One million acres of forest with deep peat beneath it can contain as much as 10 times the carbon described above.

Were 1,000 pledgers each to pledge to save 1 million acres, fulfillment of these pledges could protect much of the world’s threatened tropical rainforest.

Can multiple individuals or organizations join together to make the pledge collectively?

Yes. At the discretion of MAP, groups of individuals or organizations with a reasonable connection can work together to fulfill the Million Acre Pledge.

Can companies and other organizations make the pledge?

Yes. For-profit companies and charities that are not largely devoted to conservation are encouraged to take the pledge. In the future, MAP may choose to recognize conservation charities, governments, and for-profit conservation companies that have saved, or are saving, millions of acres. Currently, MAP wishes to focus on encouraging individual, foundation, and corporate donors and investors to facilitate conservation and restoration.

How long does a pledger have to complete the commitment?

A pledger is generally expected to have made all financial contributions to achieve the acreage pledge within a period of several years, subject to the availability of conservation projects to fund. Completion of the funded conservation projects may take several more years. Pledgers generally opt to complete their pledges rapidly in order to combat promptly tremendous current deforestation and other ecosystems loss worldwide.
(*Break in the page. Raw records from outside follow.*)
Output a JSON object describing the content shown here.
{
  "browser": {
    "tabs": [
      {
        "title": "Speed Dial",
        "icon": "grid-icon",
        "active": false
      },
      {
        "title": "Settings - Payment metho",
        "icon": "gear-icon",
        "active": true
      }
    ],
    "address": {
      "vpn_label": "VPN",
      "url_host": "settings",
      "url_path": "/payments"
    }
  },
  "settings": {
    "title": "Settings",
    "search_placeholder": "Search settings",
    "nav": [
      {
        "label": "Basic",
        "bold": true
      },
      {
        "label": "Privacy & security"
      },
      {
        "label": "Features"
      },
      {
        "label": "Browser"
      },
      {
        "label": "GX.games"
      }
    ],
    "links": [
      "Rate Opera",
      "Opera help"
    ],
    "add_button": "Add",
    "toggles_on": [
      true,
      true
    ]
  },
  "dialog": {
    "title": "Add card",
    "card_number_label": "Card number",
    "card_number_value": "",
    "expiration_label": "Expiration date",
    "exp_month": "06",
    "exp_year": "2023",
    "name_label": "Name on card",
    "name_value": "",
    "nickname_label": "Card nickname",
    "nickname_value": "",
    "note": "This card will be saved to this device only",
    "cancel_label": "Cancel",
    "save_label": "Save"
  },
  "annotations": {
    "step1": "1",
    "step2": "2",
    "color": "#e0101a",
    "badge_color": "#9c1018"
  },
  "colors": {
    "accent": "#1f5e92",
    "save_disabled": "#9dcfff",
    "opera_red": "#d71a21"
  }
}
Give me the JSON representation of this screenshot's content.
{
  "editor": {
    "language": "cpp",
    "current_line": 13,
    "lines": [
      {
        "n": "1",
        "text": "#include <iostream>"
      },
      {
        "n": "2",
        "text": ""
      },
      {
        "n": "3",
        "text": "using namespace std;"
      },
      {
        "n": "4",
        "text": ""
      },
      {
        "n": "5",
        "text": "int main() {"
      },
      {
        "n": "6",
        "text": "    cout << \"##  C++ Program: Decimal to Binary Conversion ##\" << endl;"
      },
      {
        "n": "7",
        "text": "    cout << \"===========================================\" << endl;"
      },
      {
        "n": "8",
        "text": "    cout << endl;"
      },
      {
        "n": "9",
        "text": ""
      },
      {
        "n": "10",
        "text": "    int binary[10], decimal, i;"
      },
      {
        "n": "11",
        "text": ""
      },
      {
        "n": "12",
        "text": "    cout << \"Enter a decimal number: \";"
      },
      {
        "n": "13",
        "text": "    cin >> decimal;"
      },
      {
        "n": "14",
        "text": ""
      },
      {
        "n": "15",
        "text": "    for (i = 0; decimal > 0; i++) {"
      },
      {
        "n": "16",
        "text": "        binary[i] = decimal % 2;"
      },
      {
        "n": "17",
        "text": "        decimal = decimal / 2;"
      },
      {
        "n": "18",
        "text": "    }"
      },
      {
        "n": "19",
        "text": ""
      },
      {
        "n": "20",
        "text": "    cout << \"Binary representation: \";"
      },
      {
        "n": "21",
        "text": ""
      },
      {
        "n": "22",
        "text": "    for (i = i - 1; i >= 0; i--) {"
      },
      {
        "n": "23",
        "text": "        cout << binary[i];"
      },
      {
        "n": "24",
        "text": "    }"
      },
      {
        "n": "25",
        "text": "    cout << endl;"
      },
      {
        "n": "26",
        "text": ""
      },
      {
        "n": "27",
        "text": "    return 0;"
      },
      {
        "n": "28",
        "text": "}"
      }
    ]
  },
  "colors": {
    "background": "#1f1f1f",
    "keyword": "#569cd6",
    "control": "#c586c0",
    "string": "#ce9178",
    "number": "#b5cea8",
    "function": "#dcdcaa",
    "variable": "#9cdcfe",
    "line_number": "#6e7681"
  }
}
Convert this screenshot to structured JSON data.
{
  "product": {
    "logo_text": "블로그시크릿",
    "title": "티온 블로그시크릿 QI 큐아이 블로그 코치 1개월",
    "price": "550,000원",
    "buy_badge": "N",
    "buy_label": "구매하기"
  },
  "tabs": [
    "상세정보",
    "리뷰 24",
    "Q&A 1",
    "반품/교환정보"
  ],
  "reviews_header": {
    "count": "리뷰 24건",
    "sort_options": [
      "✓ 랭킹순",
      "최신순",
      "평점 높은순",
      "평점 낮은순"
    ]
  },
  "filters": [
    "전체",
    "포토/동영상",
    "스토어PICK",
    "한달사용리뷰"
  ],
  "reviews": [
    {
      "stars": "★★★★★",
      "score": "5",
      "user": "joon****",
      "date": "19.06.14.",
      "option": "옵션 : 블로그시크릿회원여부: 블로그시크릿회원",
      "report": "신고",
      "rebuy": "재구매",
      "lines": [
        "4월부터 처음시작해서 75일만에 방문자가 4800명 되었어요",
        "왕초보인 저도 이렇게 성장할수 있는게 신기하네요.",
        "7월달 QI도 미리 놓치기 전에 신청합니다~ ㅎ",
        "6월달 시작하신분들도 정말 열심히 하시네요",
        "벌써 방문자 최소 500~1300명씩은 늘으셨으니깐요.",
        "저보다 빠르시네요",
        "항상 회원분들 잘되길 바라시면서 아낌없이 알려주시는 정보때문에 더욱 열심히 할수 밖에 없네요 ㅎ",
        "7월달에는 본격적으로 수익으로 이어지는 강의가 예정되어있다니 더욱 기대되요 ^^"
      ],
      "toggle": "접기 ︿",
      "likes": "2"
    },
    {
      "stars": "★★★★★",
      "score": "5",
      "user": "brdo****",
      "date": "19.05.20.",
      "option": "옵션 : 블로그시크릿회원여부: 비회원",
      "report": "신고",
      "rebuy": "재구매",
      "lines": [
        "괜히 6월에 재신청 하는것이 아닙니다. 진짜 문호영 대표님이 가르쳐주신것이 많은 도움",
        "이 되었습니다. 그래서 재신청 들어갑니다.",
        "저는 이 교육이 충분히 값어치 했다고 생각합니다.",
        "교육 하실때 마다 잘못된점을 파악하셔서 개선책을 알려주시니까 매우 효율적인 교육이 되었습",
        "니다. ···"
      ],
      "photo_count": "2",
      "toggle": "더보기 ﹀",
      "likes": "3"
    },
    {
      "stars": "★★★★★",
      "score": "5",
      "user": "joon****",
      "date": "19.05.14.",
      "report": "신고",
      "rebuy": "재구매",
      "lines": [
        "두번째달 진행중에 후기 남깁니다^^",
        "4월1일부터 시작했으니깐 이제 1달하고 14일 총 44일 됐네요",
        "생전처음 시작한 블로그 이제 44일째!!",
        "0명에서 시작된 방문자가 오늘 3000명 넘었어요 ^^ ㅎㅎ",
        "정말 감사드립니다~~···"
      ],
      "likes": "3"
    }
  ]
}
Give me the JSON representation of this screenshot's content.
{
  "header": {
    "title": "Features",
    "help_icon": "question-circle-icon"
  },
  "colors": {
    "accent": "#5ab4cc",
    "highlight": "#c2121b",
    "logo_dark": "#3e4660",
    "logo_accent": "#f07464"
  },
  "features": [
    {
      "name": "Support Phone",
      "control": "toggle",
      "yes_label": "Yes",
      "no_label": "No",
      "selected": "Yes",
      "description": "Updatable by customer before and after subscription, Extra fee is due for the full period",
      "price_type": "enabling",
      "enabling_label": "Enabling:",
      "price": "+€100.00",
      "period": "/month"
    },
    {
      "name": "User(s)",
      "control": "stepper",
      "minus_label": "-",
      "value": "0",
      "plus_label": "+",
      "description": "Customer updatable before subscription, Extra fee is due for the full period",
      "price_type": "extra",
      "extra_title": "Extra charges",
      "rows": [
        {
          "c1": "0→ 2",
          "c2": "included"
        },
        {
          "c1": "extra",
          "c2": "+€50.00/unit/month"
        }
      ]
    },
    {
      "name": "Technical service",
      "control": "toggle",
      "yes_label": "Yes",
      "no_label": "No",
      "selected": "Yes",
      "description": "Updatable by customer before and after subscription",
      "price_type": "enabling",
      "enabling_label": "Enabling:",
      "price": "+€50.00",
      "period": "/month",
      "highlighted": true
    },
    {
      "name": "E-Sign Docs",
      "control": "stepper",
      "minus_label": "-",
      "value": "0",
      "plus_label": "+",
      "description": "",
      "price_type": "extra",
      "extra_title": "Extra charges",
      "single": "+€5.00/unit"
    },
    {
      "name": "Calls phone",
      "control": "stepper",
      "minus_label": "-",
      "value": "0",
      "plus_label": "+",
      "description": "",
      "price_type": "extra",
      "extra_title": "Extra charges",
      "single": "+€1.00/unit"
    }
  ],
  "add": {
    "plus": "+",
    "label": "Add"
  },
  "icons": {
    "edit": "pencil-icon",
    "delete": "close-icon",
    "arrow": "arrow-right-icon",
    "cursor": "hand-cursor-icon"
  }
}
The pledge form requires each pledger to continue to make reasonable and timely pledge progress to remain part of MAP.

Can a pledger change or terminate a pledge?

A pledger may modify the number of acres pledged at any time. A pledger may also terminate a pledge at any time. Once MAP has received notice of a pledge change, MAP will make appropriate changes to its website and other media.

Are the pledges legally binding?

The good-faith pledges are not legal binding. If a pledger does not continue to make reasonable and timely progress towards the pledged acres and provide reasonable evidence of such progress, MAP may remove such pledger from the MAP website and other media.

Are pledgers solely responsible for protecting or restoring the acres they pledge?

No. As set forth in these acknowledgements, the people, communities and governments, laws, and legal institutions of the jurisdictions containing the areas conserved are critically important factors in conservation. Local non-governmental organizations and individuals are also essential. The support of non-governmental organizations from other countries play an important, often crucial, supporting role, as do their financial supporters, such as the pledgers. And multiple non-governmental organizations (and their donors or investors) may contribute to safeguarding each particular area conserved.

Who operates the Million Acre Pledge (MAP)?

MAP is a charitable organization devoted to promoting forest and other ecosystem conservation and restoration. MAP is supported by individuals, including its pledgers, and conservation organizations.

Do past efforts count towards pledge goals?

Yes. Past financial contributions count towards achievement of pledger commitments.